Patients are being urged to inform hospital staff that they want to be visited by Jewish chaplains, following a toughening up of how data protection is enforced by NHS trusts.
Rebbetzin Rochel Ehrentreu, who has conducted visits at the Royal Free Hospital in north London for 30 years, complained that it was becoming increasingly difficult to gain access to patients.
Mrs Ehrentreu said she used to see around 25 patients a week but that number had declined to eight or less.
She added that teenage volunteers who conducted Shabbat visits were also finding it difficult.
The visits are particularly important to patients without family or friends.
Although the Data Protection Act has been in force for 15 years, Mrs Ehrentreu said that staff had still been willing to provide a list of Jewish patients. But the practice had now stopped.
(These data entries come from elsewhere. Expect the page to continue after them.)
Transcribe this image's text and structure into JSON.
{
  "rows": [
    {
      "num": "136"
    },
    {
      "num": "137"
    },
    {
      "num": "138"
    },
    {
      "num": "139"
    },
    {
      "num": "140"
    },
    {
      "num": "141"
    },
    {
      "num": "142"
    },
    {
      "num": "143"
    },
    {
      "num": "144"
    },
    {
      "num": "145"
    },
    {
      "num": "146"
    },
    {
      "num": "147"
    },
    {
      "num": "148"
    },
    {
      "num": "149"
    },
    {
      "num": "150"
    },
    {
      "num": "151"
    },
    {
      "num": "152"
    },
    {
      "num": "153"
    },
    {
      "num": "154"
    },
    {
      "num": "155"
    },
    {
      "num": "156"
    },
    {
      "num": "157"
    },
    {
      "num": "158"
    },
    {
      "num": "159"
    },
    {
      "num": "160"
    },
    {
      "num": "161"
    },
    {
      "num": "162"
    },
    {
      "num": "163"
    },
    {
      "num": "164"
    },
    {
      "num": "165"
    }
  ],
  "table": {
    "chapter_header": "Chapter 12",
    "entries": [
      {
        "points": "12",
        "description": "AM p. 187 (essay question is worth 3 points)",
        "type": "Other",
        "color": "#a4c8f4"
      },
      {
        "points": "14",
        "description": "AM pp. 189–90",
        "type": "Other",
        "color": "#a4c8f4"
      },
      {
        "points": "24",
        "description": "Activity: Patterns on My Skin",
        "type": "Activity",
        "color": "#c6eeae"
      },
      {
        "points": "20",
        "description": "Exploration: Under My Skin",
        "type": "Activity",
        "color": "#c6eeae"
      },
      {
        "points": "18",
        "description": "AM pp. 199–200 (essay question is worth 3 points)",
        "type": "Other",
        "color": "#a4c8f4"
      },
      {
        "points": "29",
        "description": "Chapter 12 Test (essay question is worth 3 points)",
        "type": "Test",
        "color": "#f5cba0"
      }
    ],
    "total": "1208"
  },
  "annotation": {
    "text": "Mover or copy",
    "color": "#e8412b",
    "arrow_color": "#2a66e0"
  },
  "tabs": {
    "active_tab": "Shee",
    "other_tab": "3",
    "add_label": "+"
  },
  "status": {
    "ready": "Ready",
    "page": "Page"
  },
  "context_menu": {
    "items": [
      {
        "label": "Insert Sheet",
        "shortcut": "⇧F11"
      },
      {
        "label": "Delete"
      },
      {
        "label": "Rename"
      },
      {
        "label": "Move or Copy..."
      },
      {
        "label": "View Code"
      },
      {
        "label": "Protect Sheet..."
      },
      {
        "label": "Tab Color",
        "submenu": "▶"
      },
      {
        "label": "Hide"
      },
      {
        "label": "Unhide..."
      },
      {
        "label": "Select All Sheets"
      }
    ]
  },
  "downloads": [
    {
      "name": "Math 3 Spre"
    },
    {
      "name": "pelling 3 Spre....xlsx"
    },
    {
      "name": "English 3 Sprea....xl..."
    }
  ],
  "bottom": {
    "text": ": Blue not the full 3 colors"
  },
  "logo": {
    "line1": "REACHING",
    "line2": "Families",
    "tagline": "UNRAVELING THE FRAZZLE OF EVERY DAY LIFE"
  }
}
The only way she knows if patients are Jewish, and might want to be visited, is if they have stated their religion on their admission form.
A spokeswoman for the Royal Free said it was hospital policy not to disclose any personal information to volunteers or visitors without their permission. "This includes information about their faith".
Mrs Ehrentreu said Jewish patients tended not to specifically ask for a visit, but were usually grateful if they received one.
"I'm not allowed to ask staff if there is anyone who would like a specifically Jewish visit. I meet people who say 'why didn't you come and visit', but we don't know they are there," she said. "I've been 30 years in the Royal Free and I know as soon as I come into the room if a patient doesn't want a visitor and I leave them."
She said her impression was that enforcement of data protection rules varies between hospital trusts.
Rabbi Yisroel Fine, chaplain to Barnet and Chase Farm Hospital, said that "each hospital exercises discretion and some are more rigorous".
He said that at Barnet, patients were asked about religious status and whether they would want a visitor, but that the system sometimes broke down because forms were not fully completed due to time constraints.
"We rely on goodwill of the staff. They are very co-operative, but the restrictions on data protection mean they have little room for manoeuvre."
Menachem Prager, a longstanding visitor at Edgware Community Hospital, said that the chaplaincy had "a wonderful relationship" with hospital officials.
Michelle Minsky, head of US Chesed, which co-ordinates hospital visits for Jews of all denominations, said the US was looking into working with other faith groups to bring up the matter with the Department of Health.
"We are finding this to be an increasing problem," she said. "More hospitals are affected."
"I want the wider community to be aware that they should make contact," said Mrs Ehrentreu. "You can't imagine what good visits do for people."
"I've tried anything because it hurts me that people are in hospital who we could be helping and we can't."
The spokeswoman for the Royal Free said: "A Shabbat room is available for patients and relatives who may be in hospital during the Sabbath.
"There are a number of Jewish volunteers, working under the supervision of our Chaplaincy and spiritual care team who are available should patients request to see them."